When it is time for eagles to breed, they are known to return to the general areas where they fledged. Therefore, the biologists needed to convince some eagles that they were born in New Jersey. In 1982, they began to manage the one remaining nest. They began by climbing the tree and removing the egg(s). One of the effects of DDT is thin eggshells and the eagles were unable to incubate the eggs. Because chickens weigh less than eagles, they were used to incubate the eggs and 10 day old chicks were carried up the tree and placed into the nest. The eagles quickly accepted the chicks and raised them successfully.
This process would have been too slow to make a significant change for the state population. The mortality rates in young eagles can be as a high as 80% and eagles are not ready to reproduce until they are 5 years old. Therefore, a hacking project was initiated in which young chicks, mostly from Canada, were brought to the area of New Jersey that has good bald eagle habitat, and raised in cages on stilts, called hacking towers. The chicks never saw the humans that provided them food. About sixty chicks were fledged that way between 1983 and 1989.
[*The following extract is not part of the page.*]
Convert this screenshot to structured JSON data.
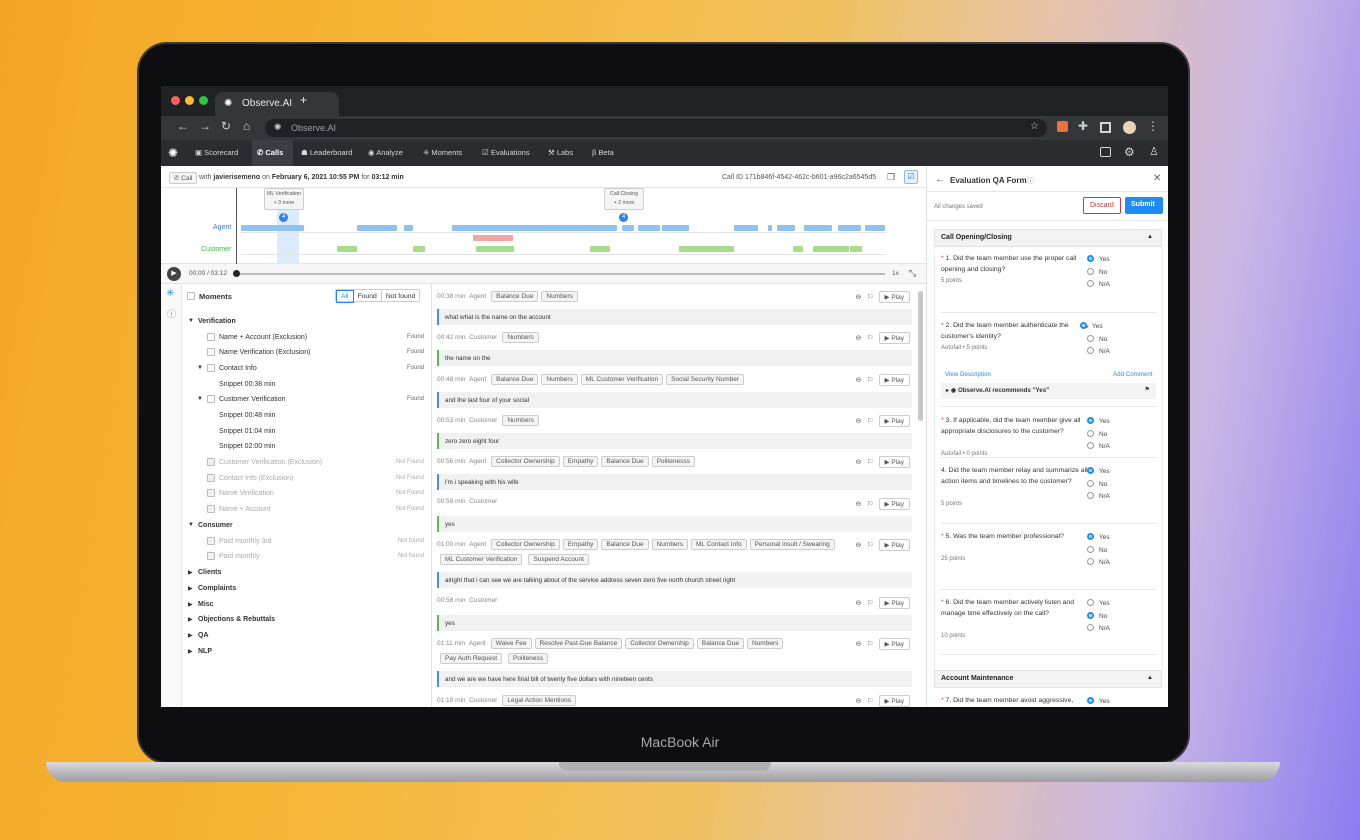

The first effort to restore a bald eagle population was made in 1974 in Maine. Two eggs from wild nests in Minnesota were placed in nests in Maine.
The three usual methods for reestablishing nesting pairs are egg transplants, fostering and hacking.
Hacking was first tried in New York State in 1976 and has been the most successful method of bald eagle re-introduction. This method is still being used today in parts of the country that are attempting to increase their population.
It is important to chose a good hacking site, one where there is an abundant fish supply for fledged birds. It is generally considered important to use areas where bald eagles historically nested and that still have enough undisturbed habitat to support nests.
The Eagle's Advocate presents details about the requirements for successful hacking.
In 1988, a second eagle nest was discovered in New Jersey. Since then, the population has increased and in 2003 there were 40 nests with 41 young.
The great part about this program is that anyone can become a monitor. It does not require a lot of birding knowledge or a background in biology. All that is required is enthusiasm and dedication and once someone spends even a brief time observing eagles, they quickly gains those two qualities. The state provides training materials that describe eagle behavior and what is expected of the monitors.
The group of monitors includes a range of people. A number of them are retired citizens who have decided to spend a lot of their time monitoring their bald eagle nests. Others are like me, with a full-time job that is unrelated to the project who observe mostly on the weekends. Most of the monitors continue with the project for years.
I first learned about the project through a write-up seeking volunteers in the NJ Audubon magazine. Many of the monitors come to the program through word of mouth. This bald eagle monitoring project is a very successful program and the state biologists assert that a key component of the project are the volunteers.
The ENSP works in conjunction with New Jersey Audubon to survey the eagles in mid-winter. This survey is generally performed the second weekend in January. The eagles that are in New Jersey in the winter are not necessarily resident eagles. Some eagle pairs stay at their nest areas all year, others travel further south to find places with more open water and thus, more fish. Eagles are social birds and sometimes form communal roosts near water consisting of several birds. The survey is part of a nationwide winter survey of eagles that takes place in the first two weeks of January and usually consists of two consecutive days of observation.
The first survey in 1978 found less than 10 eagles in the entire state.
178 bald eagles and 9 golden eagles were counted in the 2004 survey.